The first mass protest at SOA in 1990 was sparked by the assassination of six Jesuit priests, their housekeeper and her daughter in El Salvador on Nov. 16, 1989. At the time, I was working in Washington, D.C., as part of the U.S. Central America peace movement. Many of us who were part of the movement and living in Washington took part that evening in a hastily organized service at a Jesuit parish in the shadow of the U.S. Capitol. Amid the shock and grief that washed over us that night, there was a renewed determination to dramatically increase nonviolent resistance to the policies that led to such carnage. A thousand demonstrations took place nationally over the next few weeks, and a year later Roy Bourgeois inaugurated the SOA Vigil and Action. Bourgeois was a Maryknoll priest who had already spent 18 months in prison for climbing a tree on the grounds of Fort Benning and broadcasting a tape recording of Archbishop Oscar Romero’s words calling on Salvadoran soldiers to lay down their arms.
Despite nearly a quarter of a century of resistance, the school remains open. One might ask: Has the annual event in Columbus simply become a routinized ritual like many other pilgrimages — personally powerful but not necessarily making the larger impact that it seeks?
It’s a fair question, but it reminds me of a book called The History and Strategy of the Campaign to End Nuclear Weapons Testing by Michael Affleck, which was written about the anti-nuclear testing movement at the Nevada Test Site. It chronicled the thousands who took action at the site during the 1980s but concluded that it had failed to meet its goal of ending testing after a decade of relentless resistance. A year and a half after this critique was published in the early 1990s, the Comprehensive Test Ban Treaty was established — leading in short order to the end of most nuclear tests on the planet — which some of us then endeavored to show was directly connected to the anti-nuclear activism at Nevada and elsewhere, which earlier had been deemed a failure. (For more on this, see my book, Pilgrimage Through a Burning World.)

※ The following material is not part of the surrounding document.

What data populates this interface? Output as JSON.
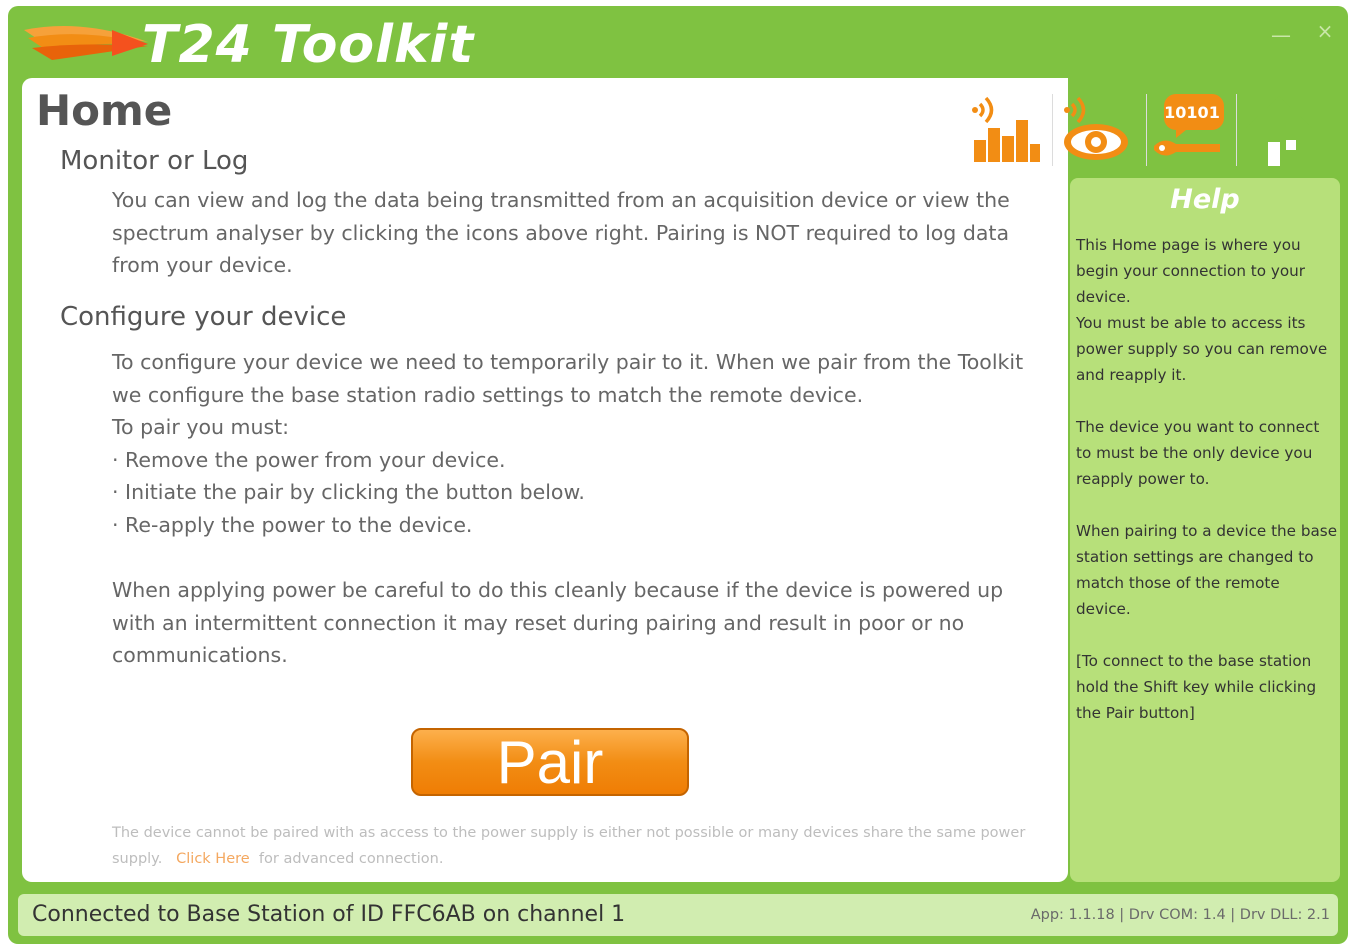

Similarly, it is possible that successful closure of the school is on its way, rooted in a number of strategies the SOA Watch has been pursuing.
In addition to the annual vigil in Georgia, it has also staged a spring demonstration in Washington, D.C., aimed at bolstering its lobbying of Congress, urging it to end the funding for the school. This past April, SOA Watch organized a national phone-in that flooded Congressional offices with calls and staged demonstrations in the city, including a die-in near the Capitol.
As a result of an SOA Watch lawsuit, a federal judge ordered the Pentagon to release the names of SOA graduates — this after a long struggle that included Congress adding an amendment to a defense authorization bill that demanded the Department of Defense to release the names.
SOA Watch has built powerful relationships with activists throughout Latin America, including in Honduras, where it had a delegation of observers on the ground during the recent election there.
Most significantly perhaps, SOA Watch has systematically lobbied Latin American governments to refuse to send their troops to the SOA. In 2012, Ecuador and Nicaragua joined Argentina, Uruguay, Bolivia and Venezuela in deciding to stop sending their personnel there.
All of these gains are rooted in and energized by the power of the annual November mobilization. As the SOA Watch website notes, this movement will continue to mobilize because silence is not an option, because justice has not been rendered and it must be demanded, and because the foundations of this violence must be dismantled.